Thursday, April 9, 2015

Judith Butler/ queer theory

Judith Butler's take on gender/sexual orientation is intriguing in how she tries to thwart the idea that heterosexuality serves as the epitome of how love should be constituted, leaving homosexuality on the back burner. Although the binaries endure in a perpetual struggle, it is categorization through repetition that legitimizes the instability entailed in forging which constructs self "

Rather, it is through the repeated play of this sexuality that the “I” is insistently reconstituted as a lesbian “I”; paradoxically, it is precisely the repetition of that play that establishes as well the instability of the very category that it constitutes. Boorish proclamations spewed by humans have been embedded into the foundation of language, a world in which proper and improper are well and alive, and sometimes inadvertently or explicitly oppress a sect of people who share mutual interests. Since the concept of proper and improper exist as a flailing binary, it can be noted that the two instigate a series of feverish compulsion as to which one between the two takes the cake to assert signification "Where the notion of the "proper" operates, it is always and only improperly installed as the effect of a compulsory system." Imitation may determine if an origin exists, however, imitation could also imply that intricate systems harbor flaws in which consistency must be practiced to validate behavior. Performance triggers disruption. A public display of what builds us up accordingly functions to display what strips us down "
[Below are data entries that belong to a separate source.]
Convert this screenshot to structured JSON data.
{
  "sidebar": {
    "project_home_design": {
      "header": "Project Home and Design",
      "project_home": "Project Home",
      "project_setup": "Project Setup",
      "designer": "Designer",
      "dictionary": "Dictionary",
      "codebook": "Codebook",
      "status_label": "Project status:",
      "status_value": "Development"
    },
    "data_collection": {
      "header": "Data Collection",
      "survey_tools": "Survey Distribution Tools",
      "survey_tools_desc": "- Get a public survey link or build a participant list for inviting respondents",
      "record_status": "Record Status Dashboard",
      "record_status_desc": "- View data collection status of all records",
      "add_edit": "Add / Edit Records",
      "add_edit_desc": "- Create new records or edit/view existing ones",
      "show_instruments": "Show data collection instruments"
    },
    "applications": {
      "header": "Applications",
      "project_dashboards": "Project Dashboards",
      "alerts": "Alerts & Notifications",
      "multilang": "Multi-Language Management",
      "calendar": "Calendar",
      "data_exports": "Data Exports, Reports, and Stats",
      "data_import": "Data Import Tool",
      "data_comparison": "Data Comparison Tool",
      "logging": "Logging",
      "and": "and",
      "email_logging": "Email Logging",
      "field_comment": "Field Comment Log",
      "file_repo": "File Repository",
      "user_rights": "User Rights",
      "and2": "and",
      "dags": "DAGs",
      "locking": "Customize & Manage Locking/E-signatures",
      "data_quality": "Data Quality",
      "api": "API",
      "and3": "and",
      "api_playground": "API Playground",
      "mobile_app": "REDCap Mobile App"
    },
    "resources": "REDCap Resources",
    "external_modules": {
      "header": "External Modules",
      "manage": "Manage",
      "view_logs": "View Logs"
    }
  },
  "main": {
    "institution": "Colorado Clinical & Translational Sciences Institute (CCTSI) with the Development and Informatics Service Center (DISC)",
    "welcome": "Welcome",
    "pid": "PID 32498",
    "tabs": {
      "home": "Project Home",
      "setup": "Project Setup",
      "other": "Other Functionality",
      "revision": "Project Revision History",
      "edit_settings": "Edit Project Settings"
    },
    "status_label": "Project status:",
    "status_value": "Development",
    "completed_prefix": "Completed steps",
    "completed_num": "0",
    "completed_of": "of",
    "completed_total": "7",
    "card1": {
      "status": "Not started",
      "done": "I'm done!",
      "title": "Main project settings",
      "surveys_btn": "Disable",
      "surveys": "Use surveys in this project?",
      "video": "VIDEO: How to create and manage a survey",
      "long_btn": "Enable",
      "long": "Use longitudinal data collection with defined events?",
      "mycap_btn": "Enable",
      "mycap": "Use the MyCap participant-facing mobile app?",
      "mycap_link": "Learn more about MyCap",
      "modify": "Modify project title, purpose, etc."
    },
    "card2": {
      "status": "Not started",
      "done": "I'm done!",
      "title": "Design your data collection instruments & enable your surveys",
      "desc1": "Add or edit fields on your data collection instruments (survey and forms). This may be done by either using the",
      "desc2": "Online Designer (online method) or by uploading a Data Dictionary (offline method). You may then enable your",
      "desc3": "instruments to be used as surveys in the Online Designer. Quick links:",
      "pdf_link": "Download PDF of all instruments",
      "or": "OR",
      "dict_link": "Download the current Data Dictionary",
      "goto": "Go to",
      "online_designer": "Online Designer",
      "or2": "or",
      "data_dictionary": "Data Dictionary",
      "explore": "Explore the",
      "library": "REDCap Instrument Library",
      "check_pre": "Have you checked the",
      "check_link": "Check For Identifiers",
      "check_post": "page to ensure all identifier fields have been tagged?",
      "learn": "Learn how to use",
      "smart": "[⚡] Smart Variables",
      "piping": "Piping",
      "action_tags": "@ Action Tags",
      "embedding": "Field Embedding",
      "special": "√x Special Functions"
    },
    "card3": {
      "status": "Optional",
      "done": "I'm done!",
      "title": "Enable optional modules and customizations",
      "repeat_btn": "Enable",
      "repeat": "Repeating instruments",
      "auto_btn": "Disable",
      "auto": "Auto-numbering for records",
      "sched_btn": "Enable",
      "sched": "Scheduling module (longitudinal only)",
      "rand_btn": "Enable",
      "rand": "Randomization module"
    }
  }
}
In this sense, the “reality” of heterosexual identities is performatively constituted through an imitation that sets itself up as the origin and the ground of all imitations. In other words, heterosexuality is always in the process of imitating and approximating its own phantasmatic idealization of itself—and failing. Precisely because it is bound to fail, and yet endeavors to succeed, the project of heterosexual identity is propelled into an endless repetition of itself.

Numerous points have been addressed in Butler's essay, but one of her more dominant proposals talks about the concept of "coming out" and how hindrance walks under the guise of liberation. Once "outness" is established, it doesn't do much to quell the anxiety and insecure tension of a subject bound in societal inferiority "

Is the “subject” who is “out” free of its subjection and finally in the clear? Or could it be that the subjection that subjectivates the gay or lesbian subject in some ways continues to oppress, or oppresses most insidiously, once “outness” is claimed? An individual does as much as she or he can to preserve a sense of self, but at times, the "I" can be harnessed to provoke a code of misguided representations

To claim that this is what I am is to suggest a provisional totalization of this “I.” But if the I can so determine itself, then that which it excludes in order to make that determination remains constitutive of the determination itself. I suppose the underlying point isn't that homosexuality and heterosexuality are two competing species hounding for a slice of the pie. Rather, both are similar if not duplicate in expression, but heterosexuality has frothed at the mouth to make clear heterosexuality triumphs when both triumph and crumble all at the same time.

  Illustrating the key essentials in this doodle was a challenge, yet I'll convey what I was trying to point out in my crudely drawn figure based on historical fact. Way back in the early 20th century, charlie Chaplin lost in a Charlie Chaplin look a like contest. I doubt his competitor wore a dress as a means to trump the real Charlie Chaplin, but shown in a emulation out competing a per-supposed one of a kind. Stripped of labels, dress wearing Chaplin took the reins under a ruse. If the winner was swapped with the actual charlie Chaplin, considering labels and facts stripped, real charlie Chaplin is merely taking the reins under a ruse. Copy cat antics prod at formulating a tense discourse. Ambiguities intensify strife. Alternates play the role of primaries as primaries do alternates. Accordingly, failure and succession is cyclical in an ongoing war on dissolving sexuality into groups and sub-groups, when it merely is what it is.  


1 comment:

  1. Some slightly weird things going on throughout with quotation marks, so I wasn't sure what was a quote and what was you. Take a look back and you should see what I mean...

    You write, "Once 'outness' is established, it doesn't do much to quell the anxiety and insecure tension of a subject bound in societal inferiority." I think you are getting at Butler's idea of exiting one closet and entering another, but it's important to understand that this is also partially just about any subject's inability to be totally free from language-based identity categories. In that sense, even hetero sexualities are going to be limited and confined. but Butler does attempt to deconstruct these oppositions by showing how any category is defined by its opposite, which means that their meaning comes not from their natural truth, but from their relationships to other signs/categories: so heterosexuality is always dependent on the homosexuality it purports to shut out. Your final paragraph above is a bit hard to follow, but it really does seem to connect with that metonymic slippage that we talked about with poststructuralism and Queer Theory. All in all, a bit hard to navigate this with the quote formatting glitch, but it seems like you are definitely on the right track.